When we lose someone we love, we look for ways to capture our memories of them. We do so through photos, movies, or holding on to other little keepsakes. But what about voicemail? Hearing a loved one’s voice again is cathartic. It can help us cope and comfort us when we need it most.
In an article for Refinery29, Anna Davies shared why she saved her mother’s last voicemail — even though that voicemail was essentially a grocery list that starts off asking her to buy hamburgers. Davies even listens to the recording on her old iPhone 4. She says it’s “a time machine that allows me to step into the past — if only for the 22 seconds of the recorded message.”
Listening to Those Last Words Help with Grief
It could be a voicemail wishing you happy birthday, or a call to check in and see how your week is going. Or even a call to remind you what to get at the grocery store. There’s something special about hearing our loved one’s voice again.
Amy Scobie-Carroll, a clinical social worker, told the Boston Globe that the power of hearing a loved one’s voice can make a greater impact than photos, clothing, or other mementos of a loved one. She said in the interview that a voicemail can bring you back to what’s good in a relationship. For example, Scobie-Carroll says, “If a daughter loses her father, and she has a recording saying, ‘Hi sweetie, just calling to check in on you,’ she’s going to feel loved and protected, as opposed to the feelings of loss or fear she may have had when he was diagnosed with a terminal illness.”

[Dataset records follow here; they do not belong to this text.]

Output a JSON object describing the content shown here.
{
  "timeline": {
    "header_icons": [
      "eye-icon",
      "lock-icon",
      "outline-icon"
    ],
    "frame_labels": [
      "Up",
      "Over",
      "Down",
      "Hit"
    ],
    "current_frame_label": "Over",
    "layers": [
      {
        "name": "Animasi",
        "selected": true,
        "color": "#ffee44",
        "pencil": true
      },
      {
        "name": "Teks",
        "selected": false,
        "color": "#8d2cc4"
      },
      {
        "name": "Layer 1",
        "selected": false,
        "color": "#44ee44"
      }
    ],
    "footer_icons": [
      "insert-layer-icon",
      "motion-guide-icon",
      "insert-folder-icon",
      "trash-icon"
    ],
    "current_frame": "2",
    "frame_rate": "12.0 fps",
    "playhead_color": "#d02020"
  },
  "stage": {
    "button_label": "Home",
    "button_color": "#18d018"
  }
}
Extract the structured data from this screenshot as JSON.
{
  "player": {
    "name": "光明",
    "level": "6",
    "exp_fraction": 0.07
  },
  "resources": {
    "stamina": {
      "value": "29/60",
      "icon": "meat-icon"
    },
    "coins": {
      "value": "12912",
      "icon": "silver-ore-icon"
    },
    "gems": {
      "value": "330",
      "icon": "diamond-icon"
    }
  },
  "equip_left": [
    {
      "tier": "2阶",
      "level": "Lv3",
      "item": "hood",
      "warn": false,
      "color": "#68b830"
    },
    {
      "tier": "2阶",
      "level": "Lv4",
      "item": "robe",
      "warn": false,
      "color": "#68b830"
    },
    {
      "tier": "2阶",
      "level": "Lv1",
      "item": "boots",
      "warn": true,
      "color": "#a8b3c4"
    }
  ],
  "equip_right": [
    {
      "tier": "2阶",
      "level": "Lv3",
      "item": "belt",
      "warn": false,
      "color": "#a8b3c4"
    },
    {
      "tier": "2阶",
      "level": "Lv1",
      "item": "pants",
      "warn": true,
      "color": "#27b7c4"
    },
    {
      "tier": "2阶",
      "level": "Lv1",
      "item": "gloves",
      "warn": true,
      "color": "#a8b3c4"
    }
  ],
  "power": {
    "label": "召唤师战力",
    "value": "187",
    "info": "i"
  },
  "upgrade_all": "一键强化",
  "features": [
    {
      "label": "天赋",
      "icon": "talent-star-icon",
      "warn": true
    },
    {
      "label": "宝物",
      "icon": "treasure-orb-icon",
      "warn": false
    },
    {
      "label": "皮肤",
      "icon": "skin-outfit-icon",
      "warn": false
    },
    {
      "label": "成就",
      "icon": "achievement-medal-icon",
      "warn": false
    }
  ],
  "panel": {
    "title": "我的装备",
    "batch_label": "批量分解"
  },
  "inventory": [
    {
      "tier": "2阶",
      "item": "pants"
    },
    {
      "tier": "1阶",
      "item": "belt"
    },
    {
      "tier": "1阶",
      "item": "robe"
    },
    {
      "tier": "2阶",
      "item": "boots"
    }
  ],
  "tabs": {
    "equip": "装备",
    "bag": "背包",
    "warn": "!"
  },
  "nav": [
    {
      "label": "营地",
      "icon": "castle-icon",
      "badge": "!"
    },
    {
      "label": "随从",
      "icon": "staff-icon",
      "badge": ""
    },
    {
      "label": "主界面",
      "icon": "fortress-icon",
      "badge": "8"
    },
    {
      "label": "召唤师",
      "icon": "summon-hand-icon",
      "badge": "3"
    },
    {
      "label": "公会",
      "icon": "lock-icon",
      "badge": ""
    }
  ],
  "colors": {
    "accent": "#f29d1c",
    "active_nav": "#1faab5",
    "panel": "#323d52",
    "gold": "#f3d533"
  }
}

Voicemails are a powerful way to remember a loved one. They help capture everyday memories, the moments we might have taken for granted, and highlight just how special our relationship was with our loved one. During a time of grief, hearing these voicemails can help rekindle those moments, memories, and feelings we shared with the deceased.
How to Save a Voicemail
Thanks to technology, there are plenty of ways to preserve a loved one’s voicemail. Here are a few options to consider:
- The easiest way is to play the voicemail over speakerphone next to a recording device — such as your computer’s microphone or a tape recorder. Simply play the voicemail and record the message using the computer or tape recorder. While this is an easier method, the sound quality isn’t the best.
- Use an app or computer recording software. Audacity is a free audio recording program for your phone, tablet or PC. Click here for step-by-step instructions.
- Use a third-party website. Sites like VMSave, Voicemails Forever, and LifeOnRecord all specialize in preserving voicemails and outgoing messages. However, some of these sites do cost a small fee.
- To save all your voicemails in the future, sign up for a service such as Google Voice or YouMail. These services sync to your phone and email you an mp3 of any future voicemails you receive.